Set forth below is the text of a comment that I recently put to another blog entry at this site:
Buffett recently wrote that individual investors should “ignore the chatter, keep your costs low” and buy an s&p 500 index fund. In doing so, he added, they would earn returns superior to most investors.
Is it your belief that the world’s fourth richest man (who is in his 80s) does not really believe that, but writes it because he’s scared of what people will write about him on investment forums on the internet?
You’re asking an intelligent question, Curious.
I’ll start by saying what I said in response to a similar question that was asked here re Shiller a day or two ago. You should ask Buffett this question. He is likely to be able to shed more light on it than me. Or, if you are not able to reach Buffett, you should talk it over among your friends. We all would benefit from knowing the answer to your question. I’ll give a shot at providing a reasonable answer. But I am not Superman. I am not the only one capable of thinking over this matter. You should be seeking possible answers from lots of people coming at the matter from lots of different perspectives.
Buffett does not believe in the Efficient Market Theory, which is the intellectual construct on which the Buy-and-Hold strategy was built. He has ridiculed it on numerous occasions. That’s important background in trying to think this through.
I of course agree 100 percent with Buffett re the three points re which you quote Buffett. Yes, investors should ignore the chatter. Yes, investors should keep costs low. Yes, investors should buy a S&P 500 index fund. On all those points there is total and complete agreement.
You don’t quote any words in which Buffett says that investors should ignore valuations in setting their stock allocations. The value proposition offered by stocks changes dramatically with changes in valuation levels. There is 33 years of peer-reviewed academic research showing this beyond any doubt whatsoever.

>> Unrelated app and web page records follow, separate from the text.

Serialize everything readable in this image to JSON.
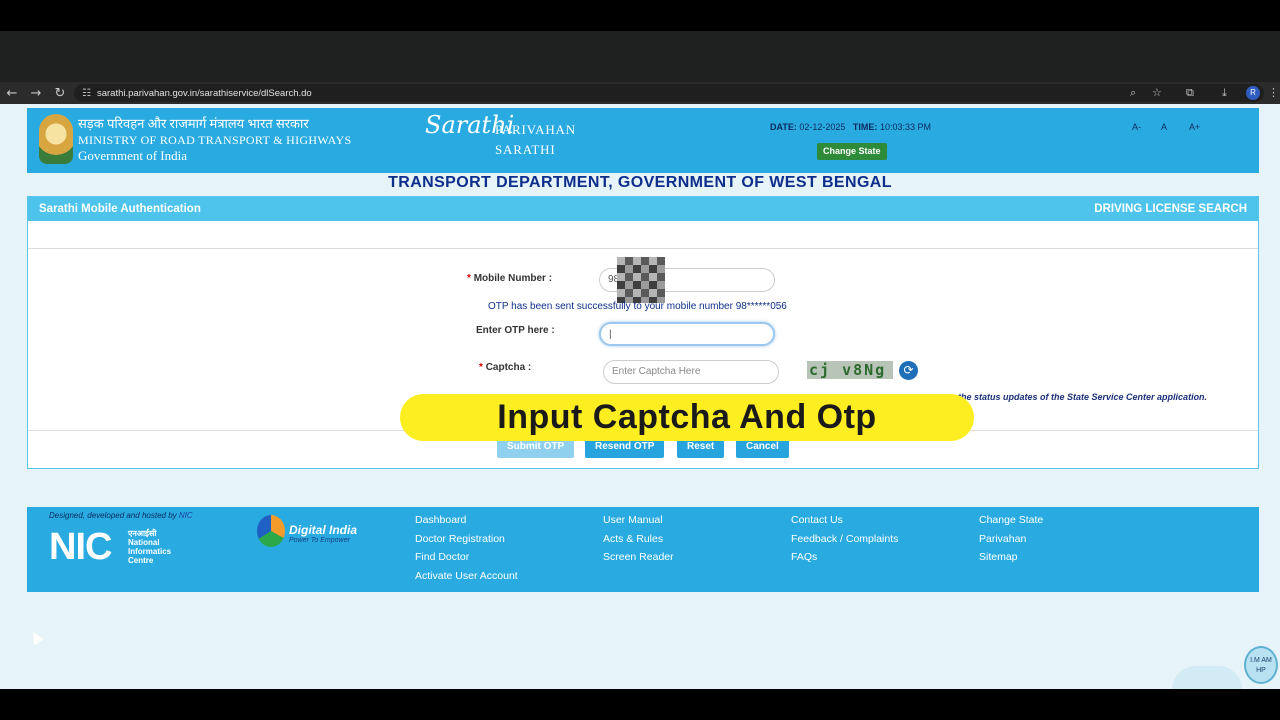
{
  "browser": {
    "url": "sarathi.parivahan.gov.in/sarathiservice/dlSearch.do",
    "avatar_letter": "R"
  },
  "header": {
    "ministry_hindi": "सड़क परिवहन और राजमार्ग मंत्रालय भारत सरकार",
    "ministry_en": "MINISTRY OF ROAD TRANSPORT & HIGHWAYS",
    "government": "Government of India",
    "logo_text": "Sarathi",
    "brand_line1": "PARIVAHAN",
    "brand_line2": "SARATHI",
    "date_label": "DATE:",
    "date_value": "02-12-2025",
    "time_label": "TIME:",
    "time_value": "10:03:33 PM",
    "change_state": "Change State",
    "font_small": "A-",
    "font_normal": "A",
    "font_large": "A+"
  },
  "dept_title": "TRANSPORT DEPARTMENT, GOVERNMENT OF WEST BENGAL",
  "panel": {
    "left_title": "Sarathi Mobile Authentication",
    "right_title": "DRIVING LICENSE SEARCH",
    "mobile_label": "Mobile Number",
    "mobile_value": "98",
    "otp_message": "OTP has been sent successfully to your mobile number 98******056",
    "otp_label": "Enter OTP here",
    "otp_value": "|",
    "captcha_label": "Captcha",
    "captcha_placeholder": "Enter Captcha Here",
    "captcha_text": "cj v8Ng",
    "note": "the status updates of the State Service Center application.",
    "buttons": {
      "submit": "Submit OTP",
      "resend": "Resend OTP",
      "reset": "Reset",
      "cancel": "Cancel"
    }
  },
  "overlay_caption": "Input Captcha And Otp",
  "footer": {
    "designed_by": "Designed, developed and hosted by",
    "designed_org": "NIC",
    "nic_logo": "NIC",
    "nic_lines": [
      "एनआईसी",
      "National",
      "Informatics",
      "Centre"
    ],
    "digital_india": "Digital India",
    "digital_india_sub": "Power To Empower",
    "col1": [
      "Dashboard",
      "Doctor Registration",
      "Find Doctor",
      "Activate User Account"
    ],
    "col2": [
      "User Manual",
      "Acts & Rules",
      "Screen Reader"
    ],
    "col3": [
      "Contact Us",
      "Feedback / Complaints",
      "FAQs"
    ],
    "col4": [
      "Change State",
      "Parivahan",
      "Sitemap"
    ]
  },
  "chatbot_text": "I.M AM HP"
}
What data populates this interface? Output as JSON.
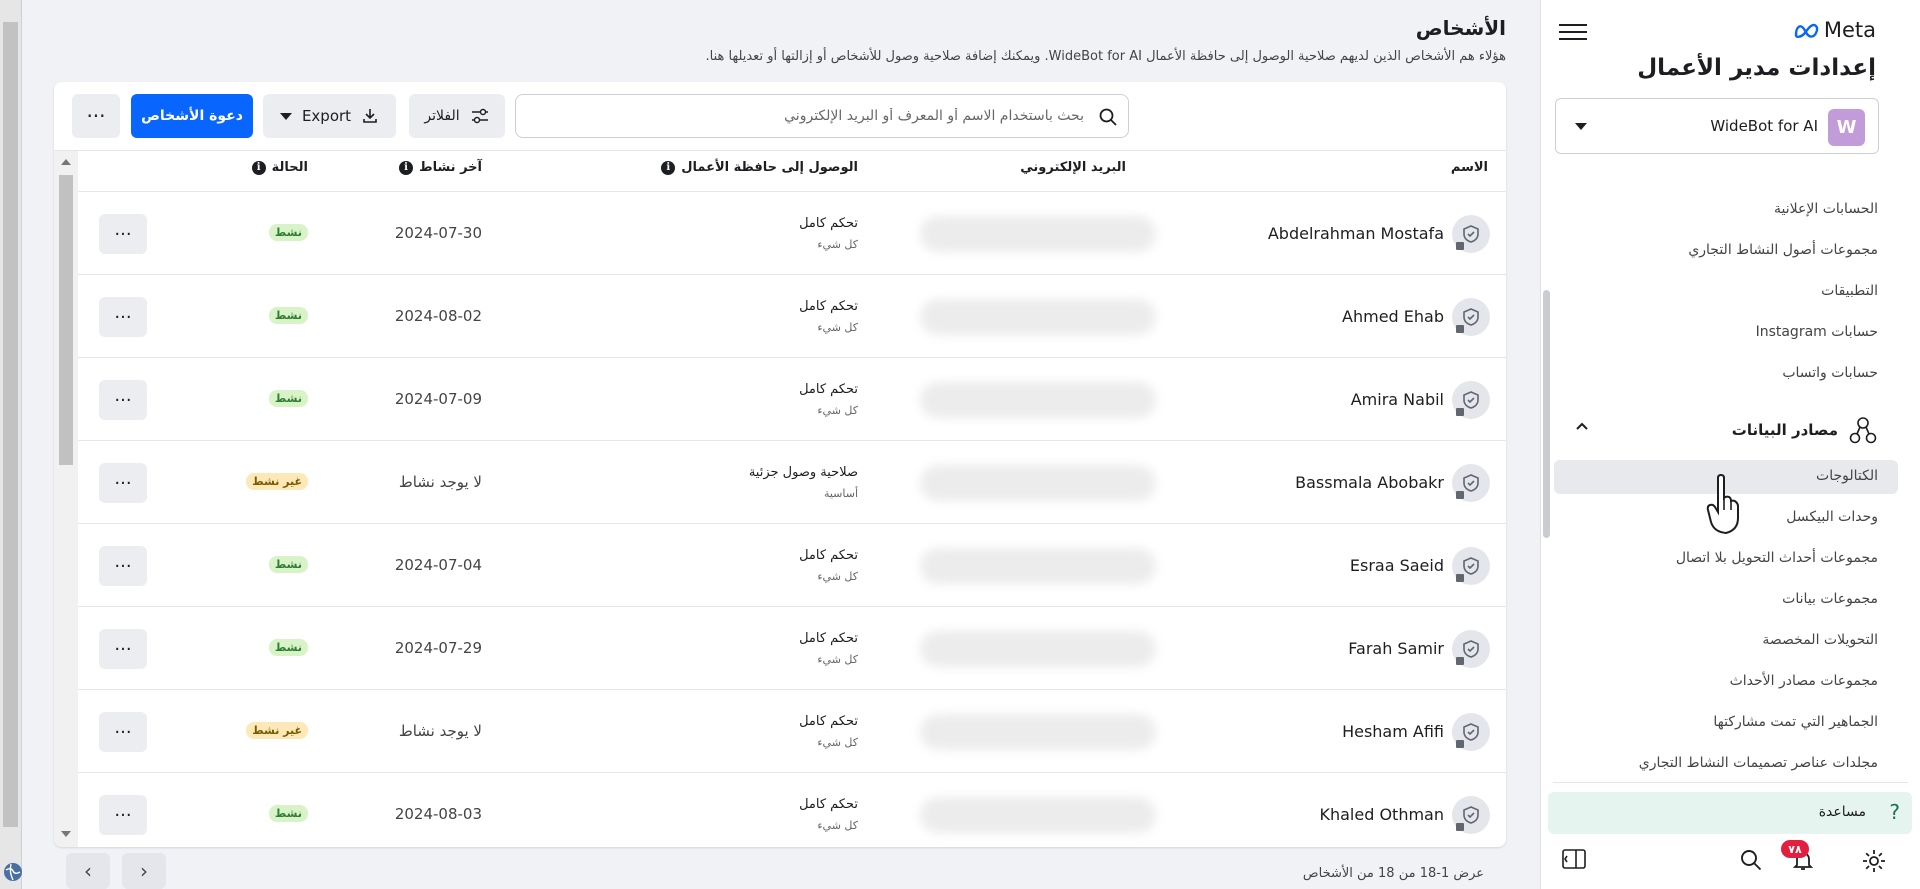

Buffett himself practices Value Investing. Valuation-Informed Indexing is the indexing strategy that focuses on obtaining strong value propositions (as with Value Investing, but obviously far more simple). So there is zero reason to believe that Buffett does not believe that ordinary investors should not be following Valuation-Informed Indexing strategies and avoiding Buy-and-Hold strategies (in which the value proposition being offered by stocks is ignored when stock purchases are made).
VII is the combination of Buffett’s key insight (an investor must pay attention to the value proposition being obtained) and Bogle’s key insight (investing must be kept simple for the vast majority of investors). I have often observed that Buffett and Bogle go together like chocolate and peanut butter.
All that said, I have not heard Buffett openly criticize Buy-and-Hold, which is an exceedingly dangerous strategy according to the last 33 years of peer-reviewed academic research. Is it possible that he doesn’t see how great the danger of Buy-and-Hold is?
I think it is possible.
I didn’t see the dangers of Buy-and-Hold on the morning of May 13, 2002. John Walter Russell didn’t either. Wade Pfau didn’t see the dangers of Buy-and-Hold when he first began working with me. There are obviously millions of smart and good people who today follow Buy-and-Hold strategies. Those people obviously do not appreciate the dangers of the strategy they follow.
Buffett is obviously smart enough to see these dangers. The problem is that he does not hear other people talking about them and he has no particular reason to explore them himself. Buffett is not a Buy-and-Holder. Buffett is not an indexer. So this is not an area on which he spends a lot of time or mental energy.
The answer, as always, is to launch a national debate on these questions. When there is a national debate, Buffett is one of the people who will be adding his thoughts. A national debate will make him sufficiently informed about the various points that he will be able to offer helpful guidance.
I am certain that Jack Bogle can reach Warren Buffett and that Warren Buffett would be happy to spend some time responding to his inquiries. The sensible thing to do here is to provide a copy of the peer-reviewed research paper that I co-authored with Wade Pfau to Bogle and to ask Bogle to pass it along to Buffett along with a request for his feedback. We all will benefit from hearing what Buffett says about Buy-and-Hold after reading the peer-reviewed research showing that Valuation-Informed Indexing has for 140 years offered far higher returns at dramatically reduced risk.
VII is superior to BH in ever possible way, Curious. Getting Buffett’s feedback on the paper helps us all. If he agrees that VII is far superior, having him say so obviously helps us all by getting the word out to millions of investors who need to know this. If Buffett sees some problem with how the research was done that was not noted by the peer-review committee that approved it, that is obviously something that Wade and I and the peer-review committee need to know.
Are you willing to help bring the matter to Bogle’s attention so that we can get the feedback from Buffett that we all need to hear? I think it would be a truly positive and constructive and life-affirming step for you to agree to help us all (including yourself) out with this important matter.